§ PROMPT
Scan the entries that follow and copy out every line containing "likes".

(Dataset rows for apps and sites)
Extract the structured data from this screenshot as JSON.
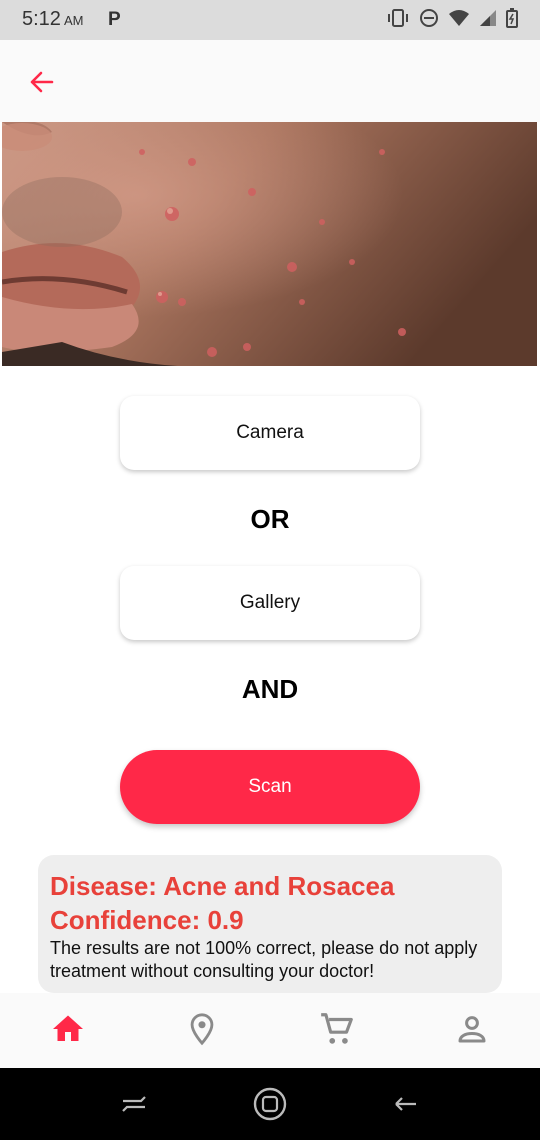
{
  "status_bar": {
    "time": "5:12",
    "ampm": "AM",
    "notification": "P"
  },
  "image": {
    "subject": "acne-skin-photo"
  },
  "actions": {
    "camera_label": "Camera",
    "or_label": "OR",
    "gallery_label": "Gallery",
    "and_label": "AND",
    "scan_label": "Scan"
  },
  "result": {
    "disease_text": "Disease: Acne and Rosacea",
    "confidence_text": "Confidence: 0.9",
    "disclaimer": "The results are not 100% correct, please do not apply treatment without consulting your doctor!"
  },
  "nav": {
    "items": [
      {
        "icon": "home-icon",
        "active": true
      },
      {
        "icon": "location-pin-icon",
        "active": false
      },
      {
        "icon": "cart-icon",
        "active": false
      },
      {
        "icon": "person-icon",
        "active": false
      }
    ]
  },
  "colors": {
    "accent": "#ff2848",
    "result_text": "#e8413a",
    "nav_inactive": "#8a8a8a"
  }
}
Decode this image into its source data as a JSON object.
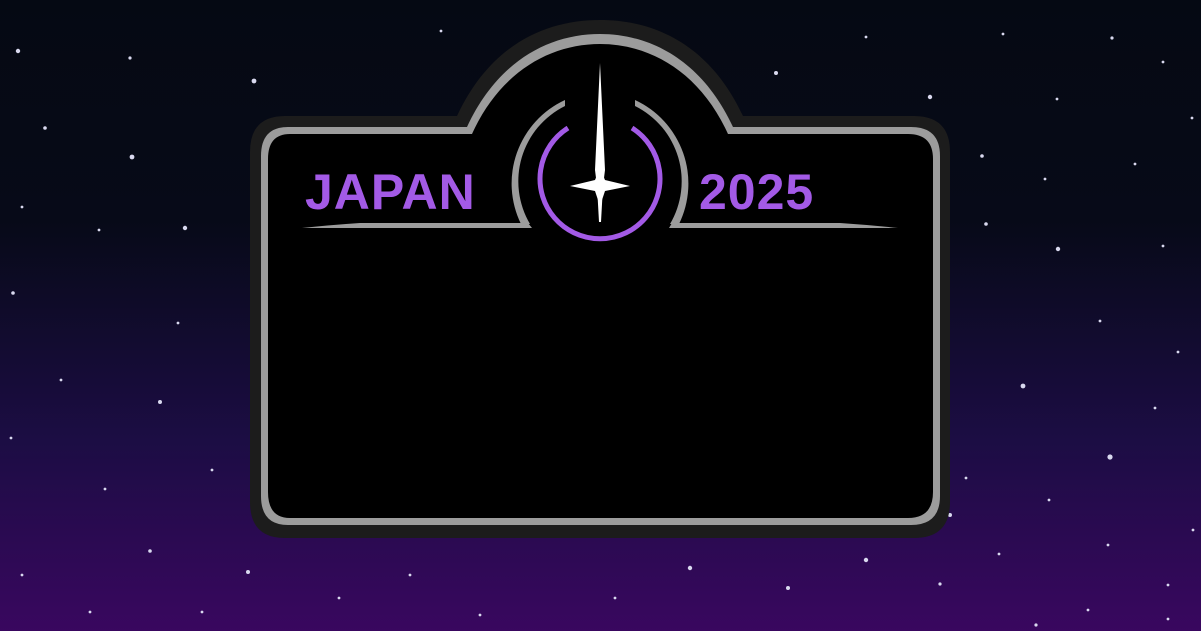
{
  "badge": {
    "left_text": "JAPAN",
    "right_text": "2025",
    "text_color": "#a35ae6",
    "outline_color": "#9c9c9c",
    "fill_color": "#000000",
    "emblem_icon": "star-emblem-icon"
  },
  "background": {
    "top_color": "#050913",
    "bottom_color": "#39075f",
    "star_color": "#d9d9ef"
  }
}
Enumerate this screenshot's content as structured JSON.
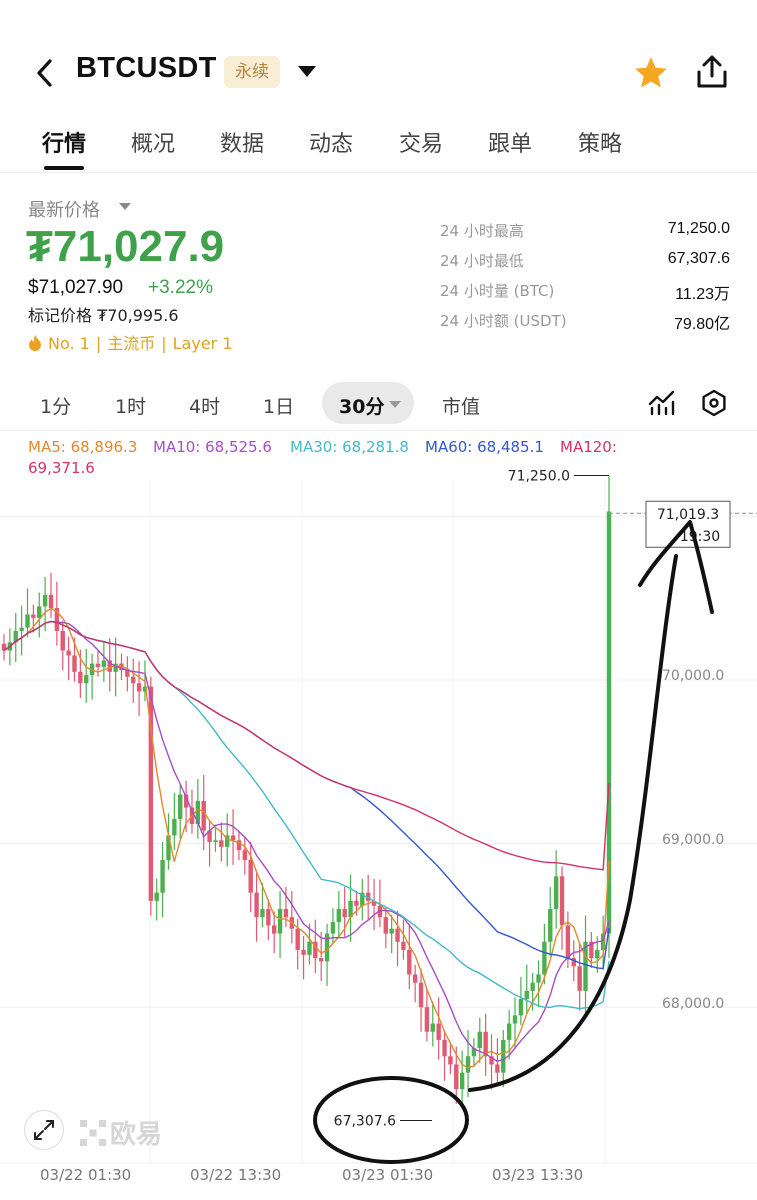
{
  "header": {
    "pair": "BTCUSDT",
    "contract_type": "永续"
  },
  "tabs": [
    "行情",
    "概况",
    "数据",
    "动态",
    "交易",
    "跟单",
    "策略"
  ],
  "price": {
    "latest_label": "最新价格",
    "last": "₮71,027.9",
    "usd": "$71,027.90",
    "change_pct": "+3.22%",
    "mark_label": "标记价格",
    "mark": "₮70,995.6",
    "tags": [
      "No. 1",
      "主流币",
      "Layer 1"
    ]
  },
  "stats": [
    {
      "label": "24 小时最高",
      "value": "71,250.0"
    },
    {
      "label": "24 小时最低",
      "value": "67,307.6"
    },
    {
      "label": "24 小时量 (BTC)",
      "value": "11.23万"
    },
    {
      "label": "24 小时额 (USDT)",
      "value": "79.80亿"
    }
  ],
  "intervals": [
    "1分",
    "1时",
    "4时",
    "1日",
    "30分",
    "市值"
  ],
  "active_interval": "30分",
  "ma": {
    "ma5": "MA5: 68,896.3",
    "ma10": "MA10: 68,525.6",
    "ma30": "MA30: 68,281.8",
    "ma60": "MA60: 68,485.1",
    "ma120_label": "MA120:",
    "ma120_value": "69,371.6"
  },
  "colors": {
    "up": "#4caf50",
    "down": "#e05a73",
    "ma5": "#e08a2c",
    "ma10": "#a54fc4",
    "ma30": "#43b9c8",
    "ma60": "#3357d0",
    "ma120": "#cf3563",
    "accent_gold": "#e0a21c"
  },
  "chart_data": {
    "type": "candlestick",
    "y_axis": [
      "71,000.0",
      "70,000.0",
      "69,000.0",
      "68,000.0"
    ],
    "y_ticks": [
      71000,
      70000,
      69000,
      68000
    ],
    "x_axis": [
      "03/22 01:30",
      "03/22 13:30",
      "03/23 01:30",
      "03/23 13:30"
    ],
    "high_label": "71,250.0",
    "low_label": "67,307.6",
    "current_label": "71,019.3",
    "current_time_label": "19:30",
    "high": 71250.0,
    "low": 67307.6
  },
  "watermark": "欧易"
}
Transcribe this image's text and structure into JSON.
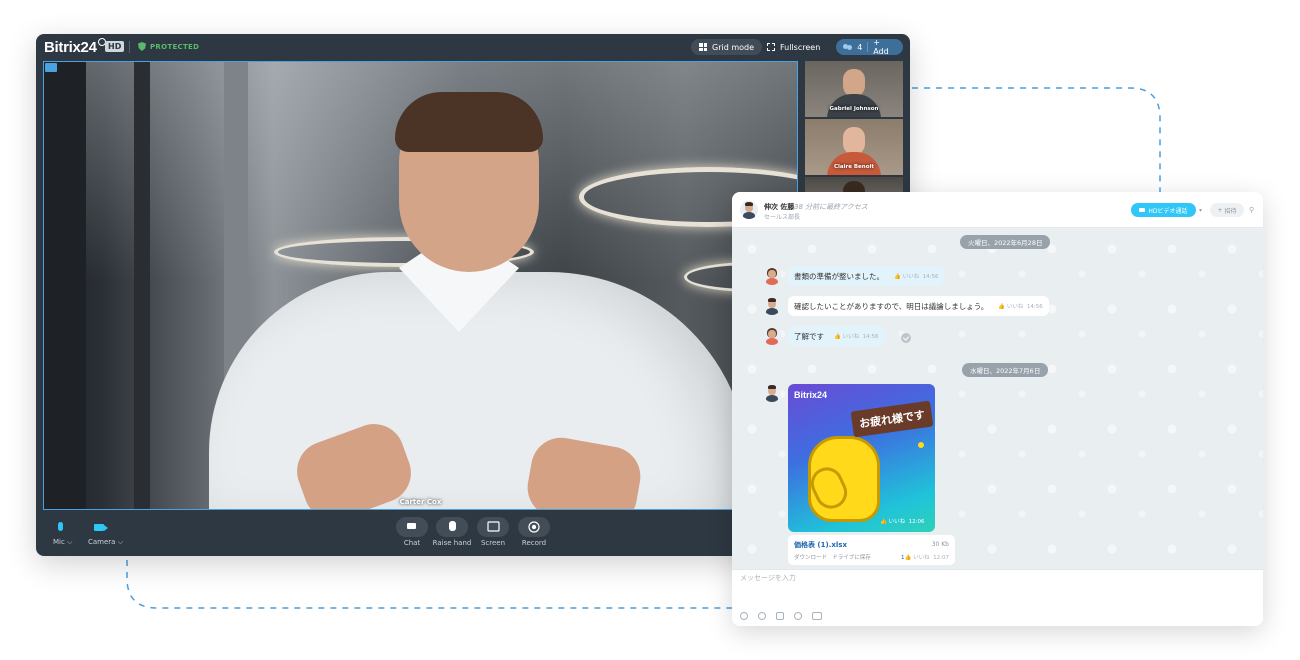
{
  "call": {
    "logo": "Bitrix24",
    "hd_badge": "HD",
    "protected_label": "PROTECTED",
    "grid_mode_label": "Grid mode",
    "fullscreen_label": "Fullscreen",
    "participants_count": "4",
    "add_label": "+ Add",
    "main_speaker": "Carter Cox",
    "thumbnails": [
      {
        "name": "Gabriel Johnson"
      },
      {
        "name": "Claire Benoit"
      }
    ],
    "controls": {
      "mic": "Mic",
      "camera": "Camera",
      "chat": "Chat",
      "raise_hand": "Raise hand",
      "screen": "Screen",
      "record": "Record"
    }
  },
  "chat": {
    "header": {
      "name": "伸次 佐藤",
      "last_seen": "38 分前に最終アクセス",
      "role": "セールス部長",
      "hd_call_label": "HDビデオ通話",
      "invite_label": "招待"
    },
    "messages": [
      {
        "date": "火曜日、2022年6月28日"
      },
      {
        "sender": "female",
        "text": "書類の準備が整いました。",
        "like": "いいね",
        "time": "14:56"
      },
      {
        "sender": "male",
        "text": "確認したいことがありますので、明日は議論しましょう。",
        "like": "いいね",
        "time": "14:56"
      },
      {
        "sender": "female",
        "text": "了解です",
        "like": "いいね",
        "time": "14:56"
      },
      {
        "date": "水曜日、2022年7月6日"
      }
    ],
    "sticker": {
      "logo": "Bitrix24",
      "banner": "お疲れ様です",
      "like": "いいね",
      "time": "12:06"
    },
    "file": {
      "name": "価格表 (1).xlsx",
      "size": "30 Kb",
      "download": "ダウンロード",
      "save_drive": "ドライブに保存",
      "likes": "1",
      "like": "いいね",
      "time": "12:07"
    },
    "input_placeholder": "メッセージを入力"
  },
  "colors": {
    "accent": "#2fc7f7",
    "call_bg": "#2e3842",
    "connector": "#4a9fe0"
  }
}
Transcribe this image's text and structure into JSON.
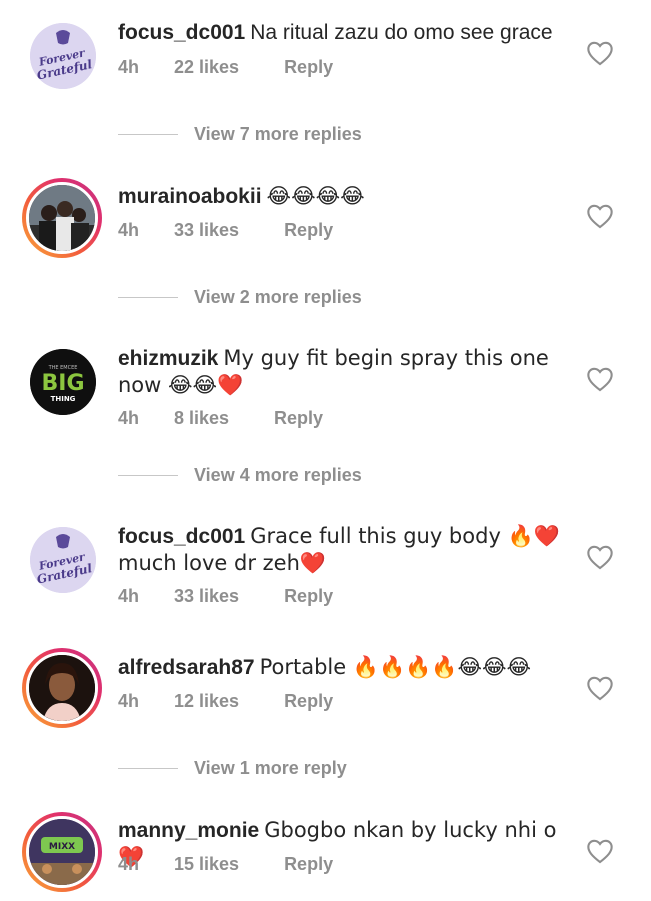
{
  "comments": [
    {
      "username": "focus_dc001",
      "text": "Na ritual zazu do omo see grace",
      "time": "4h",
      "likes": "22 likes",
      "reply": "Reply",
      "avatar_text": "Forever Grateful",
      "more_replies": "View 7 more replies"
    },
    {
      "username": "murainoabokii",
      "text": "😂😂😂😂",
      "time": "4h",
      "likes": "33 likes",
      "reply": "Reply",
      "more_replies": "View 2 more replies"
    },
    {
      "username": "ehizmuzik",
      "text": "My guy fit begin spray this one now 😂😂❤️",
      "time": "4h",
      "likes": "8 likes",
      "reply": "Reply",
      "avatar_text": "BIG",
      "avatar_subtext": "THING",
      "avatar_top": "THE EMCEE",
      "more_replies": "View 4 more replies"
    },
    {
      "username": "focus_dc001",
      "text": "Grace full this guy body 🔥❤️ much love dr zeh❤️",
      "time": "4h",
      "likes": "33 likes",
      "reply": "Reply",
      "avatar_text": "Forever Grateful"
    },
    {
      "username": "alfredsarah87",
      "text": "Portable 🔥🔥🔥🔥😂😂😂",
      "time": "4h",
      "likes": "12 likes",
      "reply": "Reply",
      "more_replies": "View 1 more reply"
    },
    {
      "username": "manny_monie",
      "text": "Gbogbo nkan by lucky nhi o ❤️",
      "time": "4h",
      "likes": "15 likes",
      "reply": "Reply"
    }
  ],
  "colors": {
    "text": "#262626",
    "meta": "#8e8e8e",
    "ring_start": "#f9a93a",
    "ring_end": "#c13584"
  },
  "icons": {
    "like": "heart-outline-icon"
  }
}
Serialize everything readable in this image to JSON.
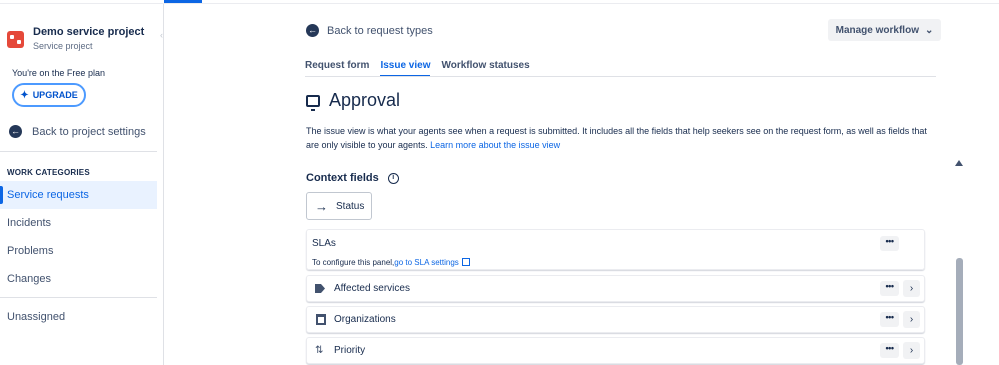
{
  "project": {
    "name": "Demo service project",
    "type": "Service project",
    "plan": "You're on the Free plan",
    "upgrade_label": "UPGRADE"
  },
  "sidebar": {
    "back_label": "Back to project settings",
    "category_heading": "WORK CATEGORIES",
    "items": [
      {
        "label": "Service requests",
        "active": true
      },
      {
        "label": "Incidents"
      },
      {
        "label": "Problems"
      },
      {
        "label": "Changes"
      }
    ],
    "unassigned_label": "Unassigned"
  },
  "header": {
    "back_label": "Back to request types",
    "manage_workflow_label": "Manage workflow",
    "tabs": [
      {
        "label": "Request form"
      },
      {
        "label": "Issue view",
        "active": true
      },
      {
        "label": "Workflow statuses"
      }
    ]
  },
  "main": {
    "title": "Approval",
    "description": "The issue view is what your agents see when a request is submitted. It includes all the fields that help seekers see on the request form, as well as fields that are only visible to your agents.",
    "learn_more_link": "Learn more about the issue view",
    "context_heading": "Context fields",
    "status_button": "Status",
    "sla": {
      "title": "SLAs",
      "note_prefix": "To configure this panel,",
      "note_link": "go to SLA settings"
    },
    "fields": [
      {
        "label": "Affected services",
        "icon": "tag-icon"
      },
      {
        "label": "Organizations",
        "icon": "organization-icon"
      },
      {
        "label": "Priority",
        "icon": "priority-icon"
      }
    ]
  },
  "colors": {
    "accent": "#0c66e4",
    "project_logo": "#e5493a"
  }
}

§ OUTPUT OF THE TASK
      "likes": "1",
      "likes": "22 likes",
      "likes": "33 likes",
      "likes": "8 likes",
      "likes": "33 likes",
      "likes": "12 likes",
      "likes": "15 likes",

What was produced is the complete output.